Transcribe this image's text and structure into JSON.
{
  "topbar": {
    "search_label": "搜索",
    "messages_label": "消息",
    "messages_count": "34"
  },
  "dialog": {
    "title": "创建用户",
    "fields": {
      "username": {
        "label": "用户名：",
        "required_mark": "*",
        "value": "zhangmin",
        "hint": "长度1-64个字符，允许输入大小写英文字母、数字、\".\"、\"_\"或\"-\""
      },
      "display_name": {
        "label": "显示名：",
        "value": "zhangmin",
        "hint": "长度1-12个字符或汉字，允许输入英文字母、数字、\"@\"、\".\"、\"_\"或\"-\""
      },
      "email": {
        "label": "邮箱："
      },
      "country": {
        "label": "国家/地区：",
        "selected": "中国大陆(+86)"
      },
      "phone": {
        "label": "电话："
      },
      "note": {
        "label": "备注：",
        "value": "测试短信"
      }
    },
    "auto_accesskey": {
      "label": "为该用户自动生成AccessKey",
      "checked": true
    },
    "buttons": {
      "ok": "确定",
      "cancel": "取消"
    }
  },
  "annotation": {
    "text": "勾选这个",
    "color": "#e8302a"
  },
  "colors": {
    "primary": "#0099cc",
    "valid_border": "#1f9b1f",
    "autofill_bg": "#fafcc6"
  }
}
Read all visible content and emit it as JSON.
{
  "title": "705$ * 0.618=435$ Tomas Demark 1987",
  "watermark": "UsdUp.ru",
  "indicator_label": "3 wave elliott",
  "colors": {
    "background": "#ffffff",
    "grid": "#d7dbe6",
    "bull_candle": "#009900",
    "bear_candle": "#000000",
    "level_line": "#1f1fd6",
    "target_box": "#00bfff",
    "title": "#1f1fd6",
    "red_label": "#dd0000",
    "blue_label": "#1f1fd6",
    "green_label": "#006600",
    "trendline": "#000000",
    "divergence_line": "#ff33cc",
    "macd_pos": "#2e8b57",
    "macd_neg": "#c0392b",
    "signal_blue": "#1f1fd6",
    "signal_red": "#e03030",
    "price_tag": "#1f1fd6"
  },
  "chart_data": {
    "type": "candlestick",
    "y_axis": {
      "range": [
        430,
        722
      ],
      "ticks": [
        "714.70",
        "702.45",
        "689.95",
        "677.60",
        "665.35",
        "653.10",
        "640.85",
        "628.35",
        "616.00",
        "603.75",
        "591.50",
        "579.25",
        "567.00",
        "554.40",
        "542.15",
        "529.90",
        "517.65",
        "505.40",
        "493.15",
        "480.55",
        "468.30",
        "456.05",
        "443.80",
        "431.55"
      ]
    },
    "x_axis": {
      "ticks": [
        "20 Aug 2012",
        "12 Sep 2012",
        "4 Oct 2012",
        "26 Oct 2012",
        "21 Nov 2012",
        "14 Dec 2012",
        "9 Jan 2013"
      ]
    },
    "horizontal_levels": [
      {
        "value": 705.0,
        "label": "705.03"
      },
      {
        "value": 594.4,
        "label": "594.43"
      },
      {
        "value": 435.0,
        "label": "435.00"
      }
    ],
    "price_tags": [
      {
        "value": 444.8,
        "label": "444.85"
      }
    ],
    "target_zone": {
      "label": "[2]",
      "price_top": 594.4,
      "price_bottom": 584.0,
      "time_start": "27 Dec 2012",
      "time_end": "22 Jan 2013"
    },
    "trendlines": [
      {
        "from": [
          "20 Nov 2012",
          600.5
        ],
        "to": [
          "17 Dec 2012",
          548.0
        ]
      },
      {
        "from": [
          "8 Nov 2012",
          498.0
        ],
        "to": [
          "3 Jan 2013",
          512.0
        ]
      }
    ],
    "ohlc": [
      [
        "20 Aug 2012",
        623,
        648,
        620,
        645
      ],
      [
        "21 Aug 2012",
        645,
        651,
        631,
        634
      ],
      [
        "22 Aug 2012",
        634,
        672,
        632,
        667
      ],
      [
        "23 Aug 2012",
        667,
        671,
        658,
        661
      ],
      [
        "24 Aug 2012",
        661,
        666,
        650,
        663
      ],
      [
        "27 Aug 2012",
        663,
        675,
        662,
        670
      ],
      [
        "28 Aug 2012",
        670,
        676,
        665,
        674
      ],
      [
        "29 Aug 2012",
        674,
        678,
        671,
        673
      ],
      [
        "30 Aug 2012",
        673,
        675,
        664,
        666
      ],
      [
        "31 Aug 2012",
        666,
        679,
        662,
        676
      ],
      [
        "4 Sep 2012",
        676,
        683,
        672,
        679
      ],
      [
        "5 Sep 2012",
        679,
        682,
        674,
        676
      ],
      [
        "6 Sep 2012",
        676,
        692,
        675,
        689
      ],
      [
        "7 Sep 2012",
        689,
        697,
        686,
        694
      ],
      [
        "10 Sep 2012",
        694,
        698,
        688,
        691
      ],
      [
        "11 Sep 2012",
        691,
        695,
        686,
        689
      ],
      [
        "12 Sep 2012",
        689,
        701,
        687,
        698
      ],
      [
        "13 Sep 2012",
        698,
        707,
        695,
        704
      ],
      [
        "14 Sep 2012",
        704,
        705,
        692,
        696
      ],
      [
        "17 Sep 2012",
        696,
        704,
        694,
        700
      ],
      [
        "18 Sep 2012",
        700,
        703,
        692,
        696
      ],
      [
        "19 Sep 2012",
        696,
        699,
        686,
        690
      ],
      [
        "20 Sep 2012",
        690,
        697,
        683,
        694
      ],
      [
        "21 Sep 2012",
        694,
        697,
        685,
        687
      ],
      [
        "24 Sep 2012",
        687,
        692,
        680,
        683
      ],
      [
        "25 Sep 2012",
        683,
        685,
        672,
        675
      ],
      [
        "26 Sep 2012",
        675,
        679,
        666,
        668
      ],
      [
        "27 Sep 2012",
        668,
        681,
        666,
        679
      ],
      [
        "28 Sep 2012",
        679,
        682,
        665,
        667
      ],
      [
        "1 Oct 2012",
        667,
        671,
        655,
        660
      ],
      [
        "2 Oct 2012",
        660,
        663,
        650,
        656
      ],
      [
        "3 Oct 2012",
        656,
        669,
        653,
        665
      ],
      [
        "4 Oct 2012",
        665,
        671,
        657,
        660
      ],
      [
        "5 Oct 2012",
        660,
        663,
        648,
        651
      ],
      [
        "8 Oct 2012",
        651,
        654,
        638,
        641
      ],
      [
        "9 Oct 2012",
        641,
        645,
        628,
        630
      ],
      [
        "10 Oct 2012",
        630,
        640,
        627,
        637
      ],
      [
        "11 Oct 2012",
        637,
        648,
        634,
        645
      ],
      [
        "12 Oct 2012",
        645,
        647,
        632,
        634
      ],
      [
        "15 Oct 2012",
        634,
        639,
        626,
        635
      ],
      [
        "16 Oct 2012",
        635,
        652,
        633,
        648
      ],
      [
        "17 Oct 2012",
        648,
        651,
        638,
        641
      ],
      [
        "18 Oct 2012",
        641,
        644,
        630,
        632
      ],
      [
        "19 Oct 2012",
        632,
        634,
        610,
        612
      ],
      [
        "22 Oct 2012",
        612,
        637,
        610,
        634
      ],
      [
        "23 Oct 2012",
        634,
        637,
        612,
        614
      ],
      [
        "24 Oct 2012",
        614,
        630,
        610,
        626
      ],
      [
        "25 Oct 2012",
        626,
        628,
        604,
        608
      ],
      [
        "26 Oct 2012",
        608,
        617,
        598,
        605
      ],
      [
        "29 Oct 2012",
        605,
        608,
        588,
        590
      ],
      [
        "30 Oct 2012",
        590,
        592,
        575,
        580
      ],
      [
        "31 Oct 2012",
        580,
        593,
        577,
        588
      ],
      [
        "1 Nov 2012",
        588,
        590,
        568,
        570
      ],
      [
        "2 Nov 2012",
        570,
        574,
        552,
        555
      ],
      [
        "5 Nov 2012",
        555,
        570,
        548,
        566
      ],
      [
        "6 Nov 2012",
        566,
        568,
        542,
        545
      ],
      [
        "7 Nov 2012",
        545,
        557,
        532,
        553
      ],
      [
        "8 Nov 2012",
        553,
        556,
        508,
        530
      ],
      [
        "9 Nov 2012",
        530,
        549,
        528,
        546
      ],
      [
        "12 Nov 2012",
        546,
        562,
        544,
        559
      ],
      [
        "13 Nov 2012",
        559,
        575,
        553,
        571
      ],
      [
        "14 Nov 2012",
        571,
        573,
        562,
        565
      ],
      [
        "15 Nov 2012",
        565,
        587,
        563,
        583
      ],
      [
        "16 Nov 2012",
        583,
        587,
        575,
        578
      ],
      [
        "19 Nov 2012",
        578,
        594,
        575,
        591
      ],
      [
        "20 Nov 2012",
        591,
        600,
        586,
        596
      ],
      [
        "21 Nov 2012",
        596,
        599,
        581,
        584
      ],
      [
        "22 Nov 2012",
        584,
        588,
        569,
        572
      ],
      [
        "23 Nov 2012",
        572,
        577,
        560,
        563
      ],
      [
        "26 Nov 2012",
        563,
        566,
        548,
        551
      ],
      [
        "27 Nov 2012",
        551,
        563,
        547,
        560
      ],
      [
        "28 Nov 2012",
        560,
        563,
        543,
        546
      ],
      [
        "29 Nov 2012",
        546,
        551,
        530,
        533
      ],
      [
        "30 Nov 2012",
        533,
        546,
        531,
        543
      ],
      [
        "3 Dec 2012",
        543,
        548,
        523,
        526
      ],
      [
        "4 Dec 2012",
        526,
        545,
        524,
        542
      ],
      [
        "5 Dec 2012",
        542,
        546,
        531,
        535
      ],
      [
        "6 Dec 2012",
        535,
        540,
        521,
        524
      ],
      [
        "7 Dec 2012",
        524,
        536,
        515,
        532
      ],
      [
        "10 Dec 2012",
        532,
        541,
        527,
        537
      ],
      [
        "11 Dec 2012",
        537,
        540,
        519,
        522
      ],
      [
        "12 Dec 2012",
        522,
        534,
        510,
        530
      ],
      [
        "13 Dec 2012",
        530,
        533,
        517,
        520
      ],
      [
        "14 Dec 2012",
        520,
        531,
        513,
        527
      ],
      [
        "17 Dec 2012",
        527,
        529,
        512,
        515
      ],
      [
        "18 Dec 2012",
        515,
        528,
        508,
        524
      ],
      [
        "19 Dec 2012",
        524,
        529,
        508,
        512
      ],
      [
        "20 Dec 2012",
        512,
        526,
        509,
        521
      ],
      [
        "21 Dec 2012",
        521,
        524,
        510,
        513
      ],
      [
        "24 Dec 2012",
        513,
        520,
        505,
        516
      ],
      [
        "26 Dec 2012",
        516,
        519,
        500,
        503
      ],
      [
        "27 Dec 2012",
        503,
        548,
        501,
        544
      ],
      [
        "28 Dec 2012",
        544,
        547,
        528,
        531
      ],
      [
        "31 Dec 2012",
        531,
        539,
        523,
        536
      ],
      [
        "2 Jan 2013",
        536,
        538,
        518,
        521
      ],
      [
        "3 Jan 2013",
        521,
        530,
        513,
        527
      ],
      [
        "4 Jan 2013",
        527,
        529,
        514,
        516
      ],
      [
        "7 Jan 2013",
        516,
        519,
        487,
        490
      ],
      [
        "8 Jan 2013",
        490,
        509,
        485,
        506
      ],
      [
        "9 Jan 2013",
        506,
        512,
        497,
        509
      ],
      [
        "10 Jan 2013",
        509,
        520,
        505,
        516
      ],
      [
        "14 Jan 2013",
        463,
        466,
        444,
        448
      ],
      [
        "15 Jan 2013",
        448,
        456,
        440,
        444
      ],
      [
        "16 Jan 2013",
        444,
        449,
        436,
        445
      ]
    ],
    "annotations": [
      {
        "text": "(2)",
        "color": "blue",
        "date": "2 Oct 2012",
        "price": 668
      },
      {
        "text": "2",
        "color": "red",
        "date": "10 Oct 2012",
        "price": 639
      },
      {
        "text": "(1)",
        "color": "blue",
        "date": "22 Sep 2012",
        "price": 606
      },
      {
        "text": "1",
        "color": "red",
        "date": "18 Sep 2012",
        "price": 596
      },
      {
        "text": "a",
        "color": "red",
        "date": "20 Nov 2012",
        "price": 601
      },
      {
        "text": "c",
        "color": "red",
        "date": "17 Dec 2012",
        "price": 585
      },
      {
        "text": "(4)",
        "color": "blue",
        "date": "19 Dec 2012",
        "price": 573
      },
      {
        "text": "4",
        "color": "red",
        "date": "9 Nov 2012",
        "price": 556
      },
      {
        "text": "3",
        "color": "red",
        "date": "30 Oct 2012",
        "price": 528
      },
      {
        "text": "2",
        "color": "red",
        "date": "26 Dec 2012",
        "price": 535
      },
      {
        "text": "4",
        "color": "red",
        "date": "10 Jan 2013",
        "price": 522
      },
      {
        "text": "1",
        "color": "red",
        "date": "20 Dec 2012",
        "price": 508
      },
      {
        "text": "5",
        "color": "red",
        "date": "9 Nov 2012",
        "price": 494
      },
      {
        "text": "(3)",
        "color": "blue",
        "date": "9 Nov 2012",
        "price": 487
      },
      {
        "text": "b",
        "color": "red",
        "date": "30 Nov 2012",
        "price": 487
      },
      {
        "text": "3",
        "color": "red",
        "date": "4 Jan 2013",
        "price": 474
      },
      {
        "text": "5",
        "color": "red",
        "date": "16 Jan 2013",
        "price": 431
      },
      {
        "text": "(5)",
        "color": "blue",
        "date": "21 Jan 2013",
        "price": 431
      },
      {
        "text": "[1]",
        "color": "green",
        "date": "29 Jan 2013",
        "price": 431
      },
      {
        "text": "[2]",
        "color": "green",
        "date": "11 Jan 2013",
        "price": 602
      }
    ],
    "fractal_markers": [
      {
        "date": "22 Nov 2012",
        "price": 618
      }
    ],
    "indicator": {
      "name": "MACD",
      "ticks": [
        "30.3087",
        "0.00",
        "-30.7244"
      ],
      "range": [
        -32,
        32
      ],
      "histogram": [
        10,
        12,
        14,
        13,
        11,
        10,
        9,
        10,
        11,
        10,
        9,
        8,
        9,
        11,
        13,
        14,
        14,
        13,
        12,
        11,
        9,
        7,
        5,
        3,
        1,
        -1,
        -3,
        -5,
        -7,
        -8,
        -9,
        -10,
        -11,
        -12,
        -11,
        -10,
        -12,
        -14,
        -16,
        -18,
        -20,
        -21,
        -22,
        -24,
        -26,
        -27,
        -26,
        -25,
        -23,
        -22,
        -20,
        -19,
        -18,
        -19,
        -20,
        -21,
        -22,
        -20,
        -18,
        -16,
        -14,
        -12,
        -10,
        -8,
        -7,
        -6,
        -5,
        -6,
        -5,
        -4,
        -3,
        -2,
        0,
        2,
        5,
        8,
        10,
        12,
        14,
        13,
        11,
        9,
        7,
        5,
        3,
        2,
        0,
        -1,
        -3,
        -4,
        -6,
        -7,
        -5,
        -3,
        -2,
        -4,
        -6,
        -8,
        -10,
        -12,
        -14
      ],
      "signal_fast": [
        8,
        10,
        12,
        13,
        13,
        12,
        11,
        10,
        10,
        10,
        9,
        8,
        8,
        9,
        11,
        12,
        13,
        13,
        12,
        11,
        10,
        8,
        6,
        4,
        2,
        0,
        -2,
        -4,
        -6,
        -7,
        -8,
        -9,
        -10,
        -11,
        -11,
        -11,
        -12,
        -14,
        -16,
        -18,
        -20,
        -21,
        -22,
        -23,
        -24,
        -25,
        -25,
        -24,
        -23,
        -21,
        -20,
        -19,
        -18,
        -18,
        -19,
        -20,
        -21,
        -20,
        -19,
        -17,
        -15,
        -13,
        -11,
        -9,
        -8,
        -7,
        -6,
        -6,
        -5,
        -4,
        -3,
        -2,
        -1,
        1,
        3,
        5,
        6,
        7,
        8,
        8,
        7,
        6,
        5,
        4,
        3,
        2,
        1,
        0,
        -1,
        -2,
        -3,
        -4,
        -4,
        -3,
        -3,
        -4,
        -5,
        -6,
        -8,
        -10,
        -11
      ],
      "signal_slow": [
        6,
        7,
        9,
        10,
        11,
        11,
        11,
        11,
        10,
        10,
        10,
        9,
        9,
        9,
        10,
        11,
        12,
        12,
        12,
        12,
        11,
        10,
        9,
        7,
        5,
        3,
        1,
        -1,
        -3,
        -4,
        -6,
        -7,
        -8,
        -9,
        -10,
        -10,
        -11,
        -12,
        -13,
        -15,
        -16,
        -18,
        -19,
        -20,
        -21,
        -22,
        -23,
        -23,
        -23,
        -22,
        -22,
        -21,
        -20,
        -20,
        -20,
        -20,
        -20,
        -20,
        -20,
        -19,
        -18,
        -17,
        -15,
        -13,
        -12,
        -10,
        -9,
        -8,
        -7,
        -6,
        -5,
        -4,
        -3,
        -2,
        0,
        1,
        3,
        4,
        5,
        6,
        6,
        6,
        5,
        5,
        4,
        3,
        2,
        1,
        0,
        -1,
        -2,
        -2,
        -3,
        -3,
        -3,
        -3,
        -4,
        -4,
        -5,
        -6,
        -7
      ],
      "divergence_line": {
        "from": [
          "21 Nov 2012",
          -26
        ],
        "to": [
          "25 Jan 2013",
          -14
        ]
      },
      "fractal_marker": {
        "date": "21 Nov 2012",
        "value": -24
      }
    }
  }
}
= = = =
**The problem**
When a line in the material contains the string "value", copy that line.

**Answer to this task**
        "value": "zhangmin",
        "value": "zhangmin",
        "value": "测试短信"
        "value": 705.0,
        "value": 594.4,
        "value": 435.0,
        "value": 444.8,
        "value": -24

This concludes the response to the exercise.